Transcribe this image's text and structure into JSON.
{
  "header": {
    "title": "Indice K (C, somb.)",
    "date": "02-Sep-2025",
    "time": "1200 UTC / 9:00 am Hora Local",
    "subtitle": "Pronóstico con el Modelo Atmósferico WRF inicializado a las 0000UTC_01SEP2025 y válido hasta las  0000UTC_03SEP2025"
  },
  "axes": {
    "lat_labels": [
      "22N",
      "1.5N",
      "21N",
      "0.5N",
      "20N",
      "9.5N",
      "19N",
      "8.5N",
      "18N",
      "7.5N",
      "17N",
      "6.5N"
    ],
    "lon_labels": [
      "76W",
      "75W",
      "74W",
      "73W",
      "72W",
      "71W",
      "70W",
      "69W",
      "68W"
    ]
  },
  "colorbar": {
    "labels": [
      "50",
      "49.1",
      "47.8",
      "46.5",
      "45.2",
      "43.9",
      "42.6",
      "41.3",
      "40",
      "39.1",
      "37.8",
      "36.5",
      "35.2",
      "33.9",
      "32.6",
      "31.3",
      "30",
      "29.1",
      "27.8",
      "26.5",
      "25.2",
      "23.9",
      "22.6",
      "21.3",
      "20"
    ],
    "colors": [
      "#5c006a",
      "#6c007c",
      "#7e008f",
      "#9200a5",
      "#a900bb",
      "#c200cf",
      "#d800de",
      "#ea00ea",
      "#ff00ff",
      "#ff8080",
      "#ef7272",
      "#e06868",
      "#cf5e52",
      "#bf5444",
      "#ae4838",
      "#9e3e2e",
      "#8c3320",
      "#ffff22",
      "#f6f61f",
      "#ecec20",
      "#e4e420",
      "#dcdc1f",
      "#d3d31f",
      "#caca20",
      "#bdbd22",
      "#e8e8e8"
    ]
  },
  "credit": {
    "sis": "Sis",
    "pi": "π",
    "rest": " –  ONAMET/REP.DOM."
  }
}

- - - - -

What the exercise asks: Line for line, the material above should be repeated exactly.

Task solution:
Transcribe this image's text and structure into JSON.
{
  "header": {
    "title": "Indice K (C, somb.)",
    "date": "02-Sep-2025",
    "time": "1200 UTC / 9:00 am Hora Local",
    "subtitle": "Pronóstico con el Modelo Atmósferico WRF inicializado a las 0000UTC_01SEP2025 y válido hasta las  0000UTC_03SEP2025"
  },
  "axes": {
    "lat_labels": [
      "22N",
      "1.5N",
      "21N",
      "0.5N",
      "20N",
      "9.5N",
      "19N",
      "8.5N",
      "18N",
      "7.5N",
      "17N",
      "6.5N"
    ],
    "lon_labels": [
      "76W",
      "75W",
      "74W",
      "73W",
      "72W",
      "71W",
      "70W",
      "69W",
      "68W"
    ]
  },
  "colorbar": {
    "labels": [
      "50",
      "49.1",
      "47.8",
      "46.5",
      "45.2",
      "43.9",
      "42.6",
      "41.3",
      "40",
      "39.1",
      "37.8",
      "36.5",
      "35.2",
      "33.9",
      "32.6",
      "31.3",
      "30",
      "29.1",
      "27.8",
      "26.5",
      "25.2",
      "23.9",
      "22.6",
      "21.3",
      "20"
    ],
    "colors": [
      "#5c006a",
      "#6c007c",
      "#7e008f",
      "#9200a5",
      "#a900bb",
      "#c200cf",
      "#d800de",
      "#ea00ea",
      "#ff00ff",
      "#ff8080",
      "#ef7272",
      "#e06868",
      "#cf5e52",
      "#bf5444",
      "#ae4838",
      "#9e3e2e",
      "#8c3320",
      "#ffff22",
      "#f6f61f",
      "#ecec20",
      "#e4e420",
      "#dcdc1f",
      "#d3d31f",
      "#caca20",
      "#bdbd22",
      "#e8e8e8"
    ]
  },
  "credit": {
    "sis": "Sis",
    "pi": "π",
    "rest": " –  ONAMET/REP.DOM."
  }
}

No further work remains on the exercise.